#### Your goal
Filter the lines below, copying only those with the string "Shopping".

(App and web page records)
Content starts
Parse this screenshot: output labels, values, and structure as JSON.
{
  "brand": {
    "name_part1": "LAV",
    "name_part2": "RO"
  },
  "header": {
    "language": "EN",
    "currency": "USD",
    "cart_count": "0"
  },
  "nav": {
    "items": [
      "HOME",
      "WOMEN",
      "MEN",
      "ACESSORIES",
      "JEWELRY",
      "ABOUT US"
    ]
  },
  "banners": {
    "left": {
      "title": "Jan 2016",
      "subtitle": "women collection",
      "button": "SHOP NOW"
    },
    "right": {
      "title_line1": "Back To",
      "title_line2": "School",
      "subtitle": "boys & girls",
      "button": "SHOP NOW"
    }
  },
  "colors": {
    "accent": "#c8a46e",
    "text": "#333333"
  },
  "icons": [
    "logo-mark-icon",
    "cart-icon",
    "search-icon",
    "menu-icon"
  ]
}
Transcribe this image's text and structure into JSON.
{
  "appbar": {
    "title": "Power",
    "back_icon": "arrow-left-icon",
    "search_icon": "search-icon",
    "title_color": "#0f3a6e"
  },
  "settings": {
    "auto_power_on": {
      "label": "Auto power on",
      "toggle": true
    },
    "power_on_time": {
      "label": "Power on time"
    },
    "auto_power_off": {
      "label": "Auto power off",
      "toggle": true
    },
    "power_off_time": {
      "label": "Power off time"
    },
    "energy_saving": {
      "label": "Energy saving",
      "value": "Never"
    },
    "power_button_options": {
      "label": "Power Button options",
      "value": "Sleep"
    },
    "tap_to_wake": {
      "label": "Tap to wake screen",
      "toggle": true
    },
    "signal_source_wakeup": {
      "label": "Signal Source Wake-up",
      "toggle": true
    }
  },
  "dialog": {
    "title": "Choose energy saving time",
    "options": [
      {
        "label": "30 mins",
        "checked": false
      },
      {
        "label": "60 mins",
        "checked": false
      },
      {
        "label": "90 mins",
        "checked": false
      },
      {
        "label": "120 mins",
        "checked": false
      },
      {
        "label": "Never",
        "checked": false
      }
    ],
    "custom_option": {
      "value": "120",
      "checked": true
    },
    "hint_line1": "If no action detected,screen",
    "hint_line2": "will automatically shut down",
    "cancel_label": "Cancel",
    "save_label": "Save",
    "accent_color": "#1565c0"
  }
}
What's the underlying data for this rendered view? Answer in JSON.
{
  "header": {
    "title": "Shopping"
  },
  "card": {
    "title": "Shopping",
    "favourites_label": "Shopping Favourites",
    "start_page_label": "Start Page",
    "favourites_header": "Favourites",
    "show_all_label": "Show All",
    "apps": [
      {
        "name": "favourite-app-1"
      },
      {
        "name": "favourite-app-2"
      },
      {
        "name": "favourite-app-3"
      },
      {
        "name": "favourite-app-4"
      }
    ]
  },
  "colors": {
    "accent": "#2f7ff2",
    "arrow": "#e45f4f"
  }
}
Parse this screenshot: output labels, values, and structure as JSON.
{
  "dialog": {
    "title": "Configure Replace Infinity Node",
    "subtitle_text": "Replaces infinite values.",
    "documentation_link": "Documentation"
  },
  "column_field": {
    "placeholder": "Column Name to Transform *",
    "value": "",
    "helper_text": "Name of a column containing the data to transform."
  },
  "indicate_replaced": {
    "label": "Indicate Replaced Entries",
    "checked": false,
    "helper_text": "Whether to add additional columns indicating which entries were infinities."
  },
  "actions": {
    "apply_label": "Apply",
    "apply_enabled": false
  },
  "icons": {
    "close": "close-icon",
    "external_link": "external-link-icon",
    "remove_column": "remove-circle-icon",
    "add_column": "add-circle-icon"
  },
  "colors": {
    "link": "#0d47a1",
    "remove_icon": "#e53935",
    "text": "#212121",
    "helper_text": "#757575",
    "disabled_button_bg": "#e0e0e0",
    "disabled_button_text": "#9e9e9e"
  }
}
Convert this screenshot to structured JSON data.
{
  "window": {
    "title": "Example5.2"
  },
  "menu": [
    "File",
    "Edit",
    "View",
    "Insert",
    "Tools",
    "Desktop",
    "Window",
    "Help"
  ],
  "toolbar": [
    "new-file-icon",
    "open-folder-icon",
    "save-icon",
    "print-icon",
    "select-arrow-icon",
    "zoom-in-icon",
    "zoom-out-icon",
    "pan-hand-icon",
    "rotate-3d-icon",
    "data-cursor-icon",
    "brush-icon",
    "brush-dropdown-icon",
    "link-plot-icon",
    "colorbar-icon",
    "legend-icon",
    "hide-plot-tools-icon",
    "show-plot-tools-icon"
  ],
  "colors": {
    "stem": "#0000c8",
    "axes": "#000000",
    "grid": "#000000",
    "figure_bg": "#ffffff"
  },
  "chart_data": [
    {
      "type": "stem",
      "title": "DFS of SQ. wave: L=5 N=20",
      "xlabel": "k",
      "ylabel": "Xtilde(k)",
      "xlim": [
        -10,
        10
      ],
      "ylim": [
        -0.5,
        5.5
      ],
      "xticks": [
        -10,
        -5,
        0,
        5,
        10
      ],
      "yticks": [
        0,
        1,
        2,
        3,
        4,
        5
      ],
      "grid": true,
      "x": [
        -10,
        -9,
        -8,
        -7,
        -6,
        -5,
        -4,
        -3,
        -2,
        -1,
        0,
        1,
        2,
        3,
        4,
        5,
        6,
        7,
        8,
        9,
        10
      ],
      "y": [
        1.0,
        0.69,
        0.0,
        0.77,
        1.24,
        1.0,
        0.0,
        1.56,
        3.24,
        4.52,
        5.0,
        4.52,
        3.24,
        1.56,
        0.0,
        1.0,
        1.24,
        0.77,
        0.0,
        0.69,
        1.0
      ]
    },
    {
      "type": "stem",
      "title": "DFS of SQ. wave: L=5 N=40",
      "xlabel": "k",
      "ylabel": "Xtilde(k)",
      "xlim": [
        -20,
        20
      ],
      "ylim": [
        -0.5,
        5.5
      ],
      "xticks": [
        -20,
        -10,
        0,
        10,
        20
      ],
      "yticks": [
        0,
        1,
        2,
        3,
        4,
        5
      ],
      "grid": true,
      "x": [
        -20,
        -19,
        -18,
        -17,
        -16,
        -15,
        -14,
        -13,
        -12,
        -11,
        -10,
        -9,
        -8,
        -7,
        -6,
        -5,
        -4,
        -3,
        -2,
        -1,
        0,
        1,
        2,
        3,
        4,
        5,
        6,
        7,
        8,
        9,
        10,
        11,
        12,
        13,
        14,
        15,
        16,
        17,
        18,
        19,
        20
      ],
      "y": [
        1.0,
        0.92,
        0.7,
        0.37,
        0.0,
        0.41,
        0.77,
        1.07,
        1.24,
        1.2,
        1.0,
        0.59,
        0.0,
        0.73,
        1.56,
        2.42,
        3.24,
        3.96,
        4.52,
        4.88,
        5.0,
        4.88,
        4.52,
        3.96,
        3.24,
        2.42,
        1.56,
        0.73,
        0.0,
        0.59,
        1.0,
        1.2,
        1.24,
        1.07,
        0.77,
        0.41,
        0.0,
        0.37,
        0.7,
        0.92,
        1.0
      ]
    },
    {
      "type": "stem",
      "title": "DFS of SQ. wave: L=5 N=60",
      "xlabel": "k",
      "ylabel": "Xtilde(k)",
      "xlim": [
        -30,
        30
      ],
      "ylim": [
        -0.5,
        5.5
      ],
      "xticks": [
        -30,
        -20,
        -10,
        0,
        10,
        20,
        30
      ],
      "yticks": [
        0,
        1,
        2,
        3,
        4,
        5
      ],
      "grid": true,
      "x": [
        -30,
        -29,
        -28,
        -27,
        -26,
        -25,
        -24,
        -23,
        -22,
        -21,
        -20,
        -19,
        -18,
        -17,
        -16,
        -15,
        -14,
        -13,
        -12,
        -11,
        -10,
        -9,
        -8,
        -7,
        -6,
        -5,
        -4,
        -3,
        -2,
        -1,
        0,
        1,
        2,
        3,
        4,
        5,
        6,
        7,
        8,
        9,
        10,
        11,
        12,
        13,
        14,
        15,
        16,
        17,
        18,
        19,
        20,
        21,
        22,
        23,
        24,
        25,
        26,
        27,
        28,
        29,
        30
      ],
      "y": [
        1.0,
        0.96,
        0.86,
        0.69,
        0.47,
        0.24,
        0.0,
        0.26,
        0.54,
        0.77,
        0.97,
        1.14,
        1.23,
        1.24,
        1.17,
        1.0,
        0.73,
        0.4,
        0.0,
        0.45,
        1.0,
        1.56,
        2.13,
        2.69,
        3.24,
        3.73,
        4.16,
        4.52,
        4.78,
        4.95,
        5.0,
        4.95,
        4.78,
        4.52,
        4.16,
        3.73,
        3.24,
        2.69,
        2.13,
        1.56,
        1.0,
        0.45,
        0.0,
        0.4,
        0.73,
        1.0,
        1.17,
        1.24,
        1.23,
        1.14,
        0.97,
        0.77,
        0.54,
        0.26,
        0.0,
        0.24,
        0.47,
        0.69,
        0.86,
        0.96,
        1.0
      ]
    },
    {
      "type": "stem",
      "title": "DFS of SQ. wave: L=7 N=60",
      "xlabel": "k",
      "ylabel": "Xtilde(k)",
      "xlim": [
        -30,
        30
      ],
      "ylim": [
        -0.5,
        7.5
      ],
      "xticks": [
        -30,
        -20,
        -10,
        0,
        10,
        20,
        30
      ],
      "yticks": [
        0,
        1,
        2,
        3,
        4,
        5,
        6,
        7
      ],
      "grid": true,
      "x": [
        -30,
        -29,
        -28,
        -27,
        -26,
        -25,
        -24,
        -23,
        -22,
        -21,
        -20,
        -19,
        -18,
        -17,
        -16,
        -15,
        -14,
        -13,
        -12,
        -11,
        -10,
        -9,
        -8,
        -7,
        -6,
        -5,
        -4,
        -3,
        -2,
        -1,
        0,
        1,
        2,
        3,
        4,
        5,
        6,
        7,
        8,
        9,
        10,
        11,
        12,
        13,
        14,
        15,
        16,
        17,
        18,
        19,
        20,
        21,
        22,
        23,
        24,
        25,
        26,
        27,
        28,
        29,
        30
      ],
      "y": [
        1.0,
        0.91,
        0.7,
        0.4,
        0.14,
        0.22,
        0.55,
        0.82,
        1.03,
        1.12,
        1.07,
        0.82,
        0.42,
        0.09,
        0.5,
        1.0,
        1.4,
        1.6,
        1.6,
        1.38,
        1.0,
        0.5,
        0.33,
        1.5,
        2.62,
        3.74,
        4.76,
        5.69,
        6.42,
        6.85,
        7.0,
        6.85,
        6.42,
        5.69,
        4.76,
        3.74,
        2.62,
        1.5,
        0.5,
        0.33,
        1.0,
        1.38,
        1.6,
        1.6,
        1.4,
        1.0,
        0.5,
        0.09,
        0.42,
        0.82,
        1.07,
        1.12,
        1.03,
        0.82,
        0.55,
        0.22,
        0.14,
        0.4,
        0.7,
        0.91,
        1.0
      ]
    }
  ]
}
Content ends
#### Task answer
    "title": "Shopping"
    "title": "Shopping",
    "favourites_label": "Shopping Favourites",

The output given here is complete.